*WORK TO COMPLETE*. Write out the entries once more, exactly as they appear.

Data about app and page elements
---------------

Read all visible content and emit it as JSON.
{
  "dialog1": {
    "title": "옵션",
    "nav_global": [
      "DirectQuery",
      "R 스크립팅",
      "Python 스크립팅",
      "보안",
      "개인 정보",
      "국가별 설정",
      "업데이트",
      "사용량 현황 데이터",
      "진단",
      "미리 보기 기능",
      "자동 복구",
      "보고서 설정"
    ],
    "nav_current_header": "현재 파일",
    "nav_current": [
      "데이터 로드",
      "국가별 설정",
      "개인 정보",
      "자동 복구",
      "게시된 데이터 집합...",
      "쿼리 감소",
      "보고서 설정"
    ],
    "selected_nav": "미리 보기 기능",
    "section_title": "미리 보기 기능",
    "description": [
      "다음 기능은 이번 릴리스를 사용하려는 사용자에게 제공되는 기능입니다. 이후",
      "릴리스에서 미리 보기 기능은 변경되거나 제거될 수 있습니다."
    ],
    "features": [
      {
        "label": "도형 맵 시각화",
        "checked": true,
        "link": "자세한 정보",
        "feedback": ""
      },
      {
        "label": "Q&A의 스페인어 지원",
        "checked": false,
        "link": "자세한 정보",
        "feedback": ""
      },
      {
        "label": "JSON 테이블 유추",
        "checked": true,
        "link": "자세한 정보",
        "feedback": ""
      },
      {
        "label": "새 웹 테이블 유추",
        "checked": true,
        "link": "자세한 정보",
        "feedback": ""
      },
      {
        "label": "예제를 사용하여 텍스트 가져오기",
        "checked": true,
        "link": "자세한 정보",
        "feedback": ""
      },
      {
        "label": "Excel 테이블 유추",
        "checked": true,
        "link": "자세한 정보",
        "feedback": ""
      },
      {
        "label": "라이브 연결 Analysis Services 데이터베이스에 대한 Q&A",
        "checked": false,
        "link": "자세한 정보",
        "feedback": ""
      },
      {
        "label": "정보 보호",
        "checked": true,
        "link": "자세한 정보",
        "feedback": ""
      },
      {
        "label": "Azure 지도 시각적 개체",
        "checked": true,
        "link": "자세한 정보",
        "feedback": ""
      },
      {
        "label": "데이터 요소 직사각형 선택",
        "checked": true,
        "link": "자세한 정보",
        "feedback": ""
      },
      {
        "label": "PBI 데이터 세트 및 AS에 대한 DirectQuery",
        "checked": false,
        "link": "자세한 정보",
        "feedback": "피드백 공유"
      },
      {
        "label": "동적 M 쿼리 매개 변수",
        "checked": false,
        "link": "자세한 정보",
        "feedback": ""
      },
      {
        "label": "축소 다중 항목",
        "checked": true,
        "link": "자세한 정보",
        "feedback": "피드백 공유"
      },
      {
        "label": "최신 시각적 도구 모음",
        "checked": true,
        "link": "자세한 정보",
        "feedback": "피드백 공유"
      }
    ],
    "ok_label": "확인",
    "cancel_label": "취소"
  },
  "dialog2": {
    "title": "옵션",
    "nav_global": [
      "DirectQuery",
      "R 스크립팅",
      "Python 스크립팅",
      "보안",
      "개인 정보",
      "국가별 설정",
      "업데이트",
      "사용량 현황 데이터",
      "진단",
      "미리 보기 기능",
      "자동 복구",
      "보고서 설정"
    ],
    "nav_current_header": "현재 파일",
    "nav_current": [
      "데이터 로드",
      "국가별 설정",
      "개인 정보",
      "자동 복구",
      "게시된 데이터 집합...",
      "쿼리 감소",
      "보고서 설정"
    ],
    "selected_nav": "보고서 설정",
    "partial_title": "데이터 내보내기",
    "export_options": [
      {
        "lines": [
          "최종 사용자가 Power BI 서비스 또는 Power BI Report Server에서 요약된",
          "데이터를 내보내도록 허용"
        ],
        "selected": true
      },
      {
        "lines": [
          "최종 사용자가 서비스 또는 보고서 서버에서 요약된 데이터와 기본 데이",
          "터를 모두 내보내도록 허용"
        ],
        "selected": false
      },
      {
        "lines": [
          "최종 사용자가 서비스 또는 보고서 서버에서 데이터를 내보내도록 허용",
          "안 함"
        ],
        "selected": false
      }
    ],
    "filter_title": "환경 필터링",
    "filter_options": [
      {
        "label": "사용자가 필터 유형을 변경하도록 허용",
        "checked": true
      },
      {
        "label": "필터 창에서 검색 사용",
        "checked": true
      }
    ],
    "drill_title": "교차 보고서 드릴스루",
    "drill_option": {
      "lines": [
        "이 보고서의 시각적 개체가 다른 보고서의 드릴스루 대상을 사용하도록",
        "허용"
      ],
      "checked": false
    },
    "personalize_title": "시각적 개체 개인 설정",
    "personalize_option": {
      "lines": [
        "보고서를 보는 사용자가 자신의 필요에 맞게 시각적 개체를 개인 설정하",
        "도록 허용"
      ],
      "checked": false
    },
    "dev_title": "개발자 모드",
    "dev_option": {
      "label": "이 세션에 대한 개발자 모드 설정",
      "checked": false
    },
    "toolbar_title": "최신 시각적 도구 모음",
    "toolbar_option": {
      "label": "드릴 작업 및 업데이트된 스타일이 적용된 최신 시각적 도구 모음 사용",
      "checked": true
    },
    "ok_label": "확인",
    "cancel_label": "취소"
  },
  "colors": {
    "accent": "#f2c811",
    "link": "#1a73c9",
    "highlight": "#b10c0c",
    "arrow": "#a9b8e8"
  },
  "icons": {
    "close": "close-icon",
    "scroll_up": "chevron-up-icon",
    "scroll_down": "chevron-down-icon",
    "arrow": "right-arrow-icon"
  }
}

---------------

*RESPONSE AREA*.
Read all visible content and emit it as JSON.
{
  "dialog1": {
    "title": "옵션",
    "nav_global": [
      "DirectQuery",
      "R 스크립팅",
      "Python 스크립팅",
      "보안",
      "개인 정보",
      "국가별 설정",
      "업데이트",
      "사용량 현황 데이터",
      "진단",
      "미리 보기 기능",
      "자동 복구",
      "보고서 설정"
    ],
    "nav_current_header": "현재 파일",
    "nav_current": [
      "데이터 로드",
      "국가별 설정",
      "개인 정보",
      "자동 복구",
      "게시된 데이터 집합...",
      "쿼리 감소",
      "보고서 설정"
    ],
    "selected_nav": "미리 보기 기능",
    "section_title": "미리 보기 기능",
    "description": [
      "다음 기능은 이번 릴리스를 사용하려는 사용자에게 제공되는 기능입니다. 이후",
      "릴리스에서 미리 보기 기능은 변경되거나 제거될 수 있습니다."
    ],
    "features": [
      {
        "label": "도형 맵 시각화",
        "checked": true,
        "link": "자세한 정보",
        "feedback": ""
      },
      {
        "label": "Q&A의 스페인어 지원",
        "checked": false,
        "link": "자세한 정보",
        "feedback": ""
      },
      {
        "label": "JSON 테이블 유추",
        "checked": true,
        "link": "자세한 정보",
        "feedback": ""
      },
      {
        "label": "새 웹 테이블 유추",
        "checked": true,
        "link": "자세한 정보",
        "feedback": ""
      },
      {
        "label": "예제를 사용하여 텍스트 가져오기",
        "checked": true,
        "link": "자세한 정보",
        "feedback": ""
      },
      {
        "label": "Excel 테이블 유추",
        "checked": true,
        "link": "자세한 정보",
        "feedback": ""
      },
      {
        "label": "라이브 연결 Analysis Services 데이터베이스에 대한 Q&A",
        "checked": false,
        "link": "자세한 정보",
        "feedback": ""
      },
      {
        "label": "정보 보호",
        "checked": true,
        "link": "자세한 정보",
        "feedback": ""
      },
      {
        "label": "Azure 지도 시각적 개체",
        "checked": true,
        "link": "자세한 정보",
        "feedback": ""
      },
      {
        "label": "데이터 요소 직사각형 선택",
        "checked": true,
        "link": "자세한 정보",
        "feedback": ""
      },
      {
        "label": "PBI 데이터 세트 및 AS에 대한 DirectQuery",
        "checked": false,
        "link": "자세한 정보",
        "feedback": "피드백 공유"
      },
      {
        "label": "동적 M 쿼리 매개 변수",
        "checked": false,
        "link": "자세한 정보",
        "feedback": ""
      },
      {
        "label": "축소 다중 항목",
        "checked": true,
        "link": "자세한 정보",
        "feedback": "피드백 공유"
      },
      {
        "label": "최신 시각적 도구 모음",
        "checked": true,
        "link": "자세한 정보",
        "feedback": "피드백 공유"
      }
    ],
    "ok_label": "확인",
    "cancel_label": "취소"
  },
  "dialog2": {
    "title": "옵션",
    "nav_global": [
      "DirectQuery",
      "R 스크립팅",
      "Python 스크립팅",
      "보안",
      "개인 정보",
      "국가별 설정",
      "업데이트",
      "사용량 현황 데이터",
      "진단",
      "미리 보기 기능",
      "자동 복구",
      "보고서 설정"
    ],
    "nav_current_header": "현재 파일",
    "nav_current": [
      "데이터 로드",
      "국가별 설정",
      "개인 정보",
      "자동 복구",
      "게시된 데이터 집합...",
      "쿼리 감소",
      "보고서 설정"
    ],
    "selected_nav": "보고서 설정",
    "partial_title": "데이터 내보내기",
    "export_options": [
      {
        "lines": [
          "최종 사용자가 Power BI 서비스 또는 Power BI Report Server에서 요약된",
          "데이터를 내보내도록 허용"
        ],
        "selected": true
      },
      {
        "lines": [
          "최종 사용자가 서비스 또는 보고서 서버에서 요약된 데이터와 기본 데이",
          "터를 모두 내보내도록 허용"
        ],
        "selected": false
      },
      {
        "lines": [
          "최종 사용자가 서비스 또는 보고서 서버에서 데이터를 내보내도록 허용",
          "안 함"
        ],
        "selected": false
      }
    ],
    "filter_title": "환경 필터링",
    "filter_options": [
      {
        "label": "사용자가 필터 유형을 변경하도록 허용",
        "checked": true
      },
      {
        "label": "필터 창에서 검색 사용",
        "checked": true
      }
    ],
    "drill_title": "교차 보고서 드릴스루",
    "drill_option": {
      "lines": [
        "이 보고서의 시각적 개체가 다른 보고서의 드릴스루 대상을 사용하도록",
        "허용"
      ],
      "checked": false
    },
    "personalize_title": "시각적 개체 개인 설정",
    "personalize_option": {
      "lines": [
        "보고서를 보는 사용자가 자신의 필요에 맞게 시각적 개체를 개인 설정하",
        "도록 허용"
      ],
      "checked": false
    },
    "dev_title": "개발자 모드",
    "dev_option": {
      "label": "이 세션에 대한 개발자 모드 설정",
      "checked": false
    },
    "toolbar_title": "최신 시각적 도구 모음",
    "toolbar_option": {
      "label": "드릴 작업 및 업데이트된 스타일이 적용된 최신 시각적 도구 모음 사용",
      "checked": true
    },
    "ok_label": "확인",
    "cancel_label": "취소"
  },
  "colors": {
    "accent": "#f2c811",
    "link": "#1a73c9",
    "highlight": "#b10c0c",
    "arrow": "#a9b8e8"
  },
  "icons": {
    "close": "close-icon",
    "scroll_up": "chevron-up-icon",
    "scroll_down": "chevron-down-icon",
    "arrow": "right-arrow-icon"
  }
}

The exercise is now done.